### PROBLEM TO SOLVE
Check every line of the data for the word "TOUR", and copy those that have it.

----------

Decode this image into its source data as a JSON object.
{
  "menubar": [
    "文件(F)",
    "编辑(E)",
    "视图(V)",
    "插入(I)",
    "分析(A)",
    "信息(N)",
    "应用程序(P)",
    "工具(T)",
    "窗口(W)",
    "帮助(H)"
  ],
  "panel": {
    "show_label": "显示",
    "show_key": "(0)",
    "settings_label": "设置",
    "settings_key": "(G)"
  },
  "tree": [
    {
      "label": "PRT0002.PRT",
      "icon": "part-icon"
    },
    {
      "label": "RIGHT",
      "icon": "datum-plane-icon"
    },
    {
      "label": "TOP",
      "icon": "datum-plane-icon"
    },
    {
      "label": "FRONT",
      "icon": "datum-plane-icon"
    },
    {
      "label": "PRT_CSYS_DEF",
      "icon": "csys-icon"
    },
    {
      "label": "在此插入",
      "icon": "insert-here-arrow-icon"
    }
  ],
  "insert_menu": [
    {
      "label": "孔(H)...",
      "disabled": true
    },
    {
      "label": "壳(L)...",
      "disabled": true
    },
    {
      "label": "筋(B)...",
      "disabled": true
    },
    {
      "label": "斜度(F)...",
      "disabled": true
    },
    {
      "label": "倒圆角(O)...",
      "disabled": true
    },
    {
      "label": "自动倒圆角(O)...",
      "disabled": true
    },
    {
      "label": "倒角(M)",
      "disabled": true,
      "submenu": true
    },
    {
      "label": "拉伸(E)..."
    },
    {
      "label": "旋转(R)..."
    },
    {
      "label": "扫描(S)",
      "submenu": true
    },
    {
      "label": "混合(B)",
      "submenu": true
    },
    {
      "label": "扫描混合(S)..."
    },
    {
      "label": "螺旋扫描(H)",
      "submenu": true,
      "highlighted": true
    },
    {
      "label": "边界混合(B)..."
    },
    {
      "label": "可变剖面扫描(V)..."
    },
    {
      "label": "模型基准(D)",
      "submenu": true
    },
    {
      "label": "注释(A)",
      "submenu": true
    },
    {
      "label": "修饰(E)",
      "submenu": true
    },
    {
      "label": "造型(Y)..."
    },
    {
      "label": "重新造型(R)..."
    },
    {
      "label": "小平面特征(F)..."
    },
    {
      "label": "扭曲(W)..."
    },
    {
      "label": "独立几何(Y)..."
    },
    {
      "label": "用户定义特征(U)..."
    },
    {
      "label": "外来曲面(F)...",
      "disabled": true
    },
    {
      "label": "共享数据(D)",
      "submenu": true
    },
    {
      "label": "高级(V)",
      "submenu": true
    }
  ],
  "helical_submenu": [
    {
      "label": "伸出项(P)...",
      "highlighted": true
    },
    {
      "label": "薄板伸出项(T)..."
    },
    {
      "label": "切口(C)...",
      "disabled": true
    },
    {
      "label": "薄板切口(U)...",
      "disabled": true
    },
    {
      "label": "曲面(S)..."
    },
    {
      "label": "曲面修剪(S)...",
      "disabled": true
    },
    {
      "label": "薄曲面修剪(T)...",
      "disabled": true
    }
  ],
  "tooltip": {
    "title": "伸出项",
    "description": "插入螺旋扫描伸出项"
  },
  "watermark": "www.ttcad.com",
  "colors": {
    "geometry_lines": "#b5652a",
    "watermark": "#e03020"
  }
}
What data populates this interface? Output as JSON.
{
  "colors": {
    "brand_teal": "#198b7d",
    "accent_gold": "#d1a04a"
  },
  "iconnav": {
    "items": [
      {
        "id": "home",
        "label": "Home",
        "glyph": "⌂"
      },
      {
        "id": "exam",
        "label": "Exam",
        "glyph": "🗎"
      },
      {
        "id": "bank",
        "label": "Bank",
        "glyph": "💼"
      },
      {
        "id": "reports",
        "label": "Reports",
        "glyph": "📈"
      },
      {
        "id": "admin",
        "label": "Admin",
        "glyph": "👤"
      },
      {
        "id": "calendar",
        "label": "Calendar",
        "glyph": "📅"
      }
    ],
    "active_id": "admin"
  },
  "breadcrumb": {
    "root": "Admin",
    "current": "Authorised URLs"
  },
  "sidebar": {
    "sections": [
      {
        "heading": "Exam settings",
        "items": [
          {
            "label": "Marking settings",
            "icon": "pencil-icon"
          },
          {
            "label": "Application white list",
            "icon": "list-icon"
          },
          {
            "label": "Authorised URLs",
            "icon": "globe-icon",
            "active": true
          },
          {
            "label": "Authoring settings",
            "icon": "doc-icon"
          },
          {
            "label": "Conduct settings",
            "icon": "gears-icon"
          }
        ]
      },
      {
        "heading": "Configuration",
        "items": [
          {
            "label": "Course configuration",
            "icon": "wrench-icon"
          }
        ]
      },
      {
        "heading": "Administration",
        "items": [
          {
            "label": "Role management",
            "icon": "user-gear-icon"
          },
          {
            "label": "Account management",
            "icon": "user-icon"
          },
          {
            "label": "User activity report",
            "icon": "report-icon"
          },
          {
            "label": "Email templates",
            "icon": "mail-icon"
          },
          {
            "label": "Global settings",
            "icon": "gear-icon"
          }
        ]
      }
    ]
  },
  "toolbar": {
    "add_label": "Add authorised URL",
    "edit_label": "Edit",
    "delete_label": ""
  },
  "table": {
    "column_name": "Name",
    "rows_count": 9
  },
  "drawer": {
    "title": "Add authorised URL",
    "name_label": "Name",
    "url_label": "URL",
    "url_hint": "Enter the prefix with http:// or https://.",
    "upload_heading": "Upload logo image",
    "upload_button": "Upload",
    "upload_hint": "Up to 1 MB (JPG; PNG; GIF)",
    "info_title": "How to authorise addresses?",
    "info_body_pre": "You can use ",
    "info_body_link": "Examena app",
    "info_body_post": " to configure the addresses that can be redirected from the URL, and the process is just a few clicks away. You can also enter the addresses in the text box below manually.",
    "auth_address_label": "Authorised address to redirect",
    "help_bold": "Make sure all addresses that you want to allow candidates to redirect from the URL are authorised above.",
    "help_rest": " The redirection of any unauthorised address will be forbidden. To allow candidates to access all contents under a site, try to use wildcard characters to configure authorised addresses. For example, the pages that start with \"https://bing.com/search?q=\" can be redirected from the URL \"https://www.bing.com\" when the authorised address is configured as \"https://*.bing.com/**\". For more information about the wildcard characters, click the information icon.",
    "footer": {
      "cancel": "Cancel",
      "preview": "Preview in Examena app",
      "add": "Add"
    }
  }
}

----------

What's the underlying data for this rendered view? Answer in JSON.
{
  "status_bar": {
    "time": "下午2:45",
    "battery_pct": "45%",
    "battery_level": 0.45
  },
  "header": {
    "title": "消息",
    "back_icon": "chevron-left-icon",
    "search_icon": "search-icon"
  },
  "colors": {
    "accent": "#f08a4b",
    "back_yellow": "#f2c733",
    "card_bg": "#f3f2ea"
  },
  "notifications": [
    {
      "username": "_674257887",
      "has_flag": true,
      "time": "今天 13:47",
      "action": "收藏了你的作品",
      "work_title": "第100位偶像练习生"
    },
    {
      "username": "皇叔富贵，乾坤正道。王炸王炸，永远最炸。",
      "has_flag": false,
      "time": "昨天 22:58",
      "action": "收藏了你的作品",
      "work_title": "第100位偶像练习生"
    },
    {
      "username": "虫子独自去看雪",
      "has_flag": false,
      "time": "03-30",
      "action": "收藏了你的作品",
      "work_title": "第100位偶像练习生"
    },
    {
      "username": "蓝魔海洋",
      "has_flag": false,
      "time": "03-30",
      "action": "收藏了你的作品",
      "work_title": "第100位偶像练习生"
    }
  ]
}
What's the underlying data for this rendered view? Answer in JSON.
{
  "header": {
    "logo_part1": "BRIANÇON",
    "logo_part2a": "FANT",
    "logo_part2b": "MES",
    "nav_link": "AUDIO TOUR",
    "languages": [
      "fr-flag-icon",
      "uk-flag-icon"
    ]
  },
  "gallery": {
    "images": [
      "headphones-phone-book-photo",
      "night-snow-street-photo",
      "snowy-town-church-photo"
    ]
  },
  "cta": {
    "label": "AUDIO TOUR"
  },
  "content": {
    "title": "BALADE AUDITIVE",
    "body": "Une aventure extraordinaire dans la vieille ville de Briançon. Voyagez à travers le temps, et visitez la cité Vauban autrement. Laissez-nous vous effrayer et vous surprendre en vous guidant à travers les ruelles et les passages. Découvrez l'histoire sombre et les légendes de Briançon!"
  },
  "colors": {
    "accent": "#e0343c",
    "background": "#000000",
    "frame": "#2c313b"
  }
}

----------

### EXERCISE RESULT
    "nav_link": "AUDIO TOUR",
    "label": "AUDIO TOUR"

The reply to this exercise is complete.